An active community member on all fronts, people regularly exclaimed how valuable, loving, helpful, and intelligent I was, a direct contradiction to my beliefs that I was unworthy, unlovable, lacking, and not smart enough. That’s why I stole: to prove to myself that I was flawed. When I recognized this disparity and understood my subconscious motivations, the desire disappeared.
When we stop hiding, take responsibility for our actions, and start to recognize those things that illicit our destructive thoughts and behaviors, we can begin to break down the conflicts that create our lack of confidence. Self-belief allows us room to trust in others, which in turn, makes us feel less alone, and makes us more welcoming and welcomed.
5. We are distracted.
This, too, might seem basic, but distracted behavior is often a major cause of separation.
Think about all those times you’ve tried to have a conversation with your partner, your children, or a friend who is constantly checking a cell phone for social media updates. The message we often read into such behavior is that our time isn’t respected, or that the phone call, text, or update is more important than we are.
How many times have you been involved in a conversation where someone hears only part of what you say or constantly asks you to repeat yourself? We begin to feel like the other person doesn’t really care. If this type of exchange is habitual, we might find ourselves not wanting to hang out with that individual simply because we want meaningful relationships.
Many factors could cause us to act this way: We could be avoiding something; we could be bored; or we could have some physiological or psychological condition that makes it difficult for us to focus. Either way, when we are disengaged, people often don’t feel wanted, needed, or important, and they will eventually quit calling and coming around.
Paying attention to how we are interacting with others and watching for signs that indicate we aren’t engaged will help keep us plugged in to our own availability and help us initiate and maintain active, healthy relationships with others and with ourselves.
Being aware of our actions, emotions, and thoughts helps us stay connected to others.
It is the sum of our human experience that can create our loneliness, and it is the sum of our shared human experiences that can unite us with other members of the human race.

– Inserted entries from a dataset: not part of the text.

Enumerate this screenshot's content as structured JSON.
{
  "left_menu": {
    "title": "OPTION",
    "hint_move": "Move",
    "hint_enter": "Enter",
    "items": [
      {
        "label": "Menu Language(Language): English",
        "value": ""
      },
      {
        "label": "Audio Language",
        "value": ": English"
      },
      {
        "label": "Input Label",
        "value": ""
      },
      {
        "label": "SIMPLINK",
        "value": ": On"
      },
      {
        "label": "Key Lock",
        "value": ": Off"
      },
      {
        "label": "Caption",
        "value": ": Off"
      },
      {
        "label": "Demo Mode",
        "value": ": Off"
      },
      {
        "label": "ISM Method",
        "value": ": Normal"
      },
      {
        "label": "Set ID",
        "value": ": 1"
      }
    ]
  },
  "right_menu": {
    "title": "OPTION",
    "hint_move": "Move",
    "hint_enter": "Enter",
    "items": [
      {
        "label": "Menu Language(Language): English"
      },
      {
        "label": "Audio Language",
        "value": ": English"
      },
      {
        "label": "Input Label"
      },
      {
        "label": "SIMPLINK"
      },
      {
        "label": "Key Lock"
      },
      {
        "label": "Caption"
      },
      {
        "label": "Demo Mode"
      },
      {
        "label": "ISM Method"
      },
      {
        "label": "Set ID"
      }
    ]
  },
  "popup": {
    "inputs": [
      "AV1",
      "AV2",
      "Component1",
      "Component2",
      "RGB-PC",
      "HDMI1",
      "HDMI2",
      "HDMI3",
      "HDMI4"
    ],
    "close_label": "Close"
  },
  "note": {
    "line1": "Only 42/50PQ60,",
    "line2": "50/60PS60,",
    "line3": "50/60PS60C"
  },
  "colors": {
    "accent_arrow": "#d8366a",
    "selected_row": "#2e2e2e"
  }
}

In the end, as long as there are others to interact with, we are not alone. We simply have to realize this and choose to connect.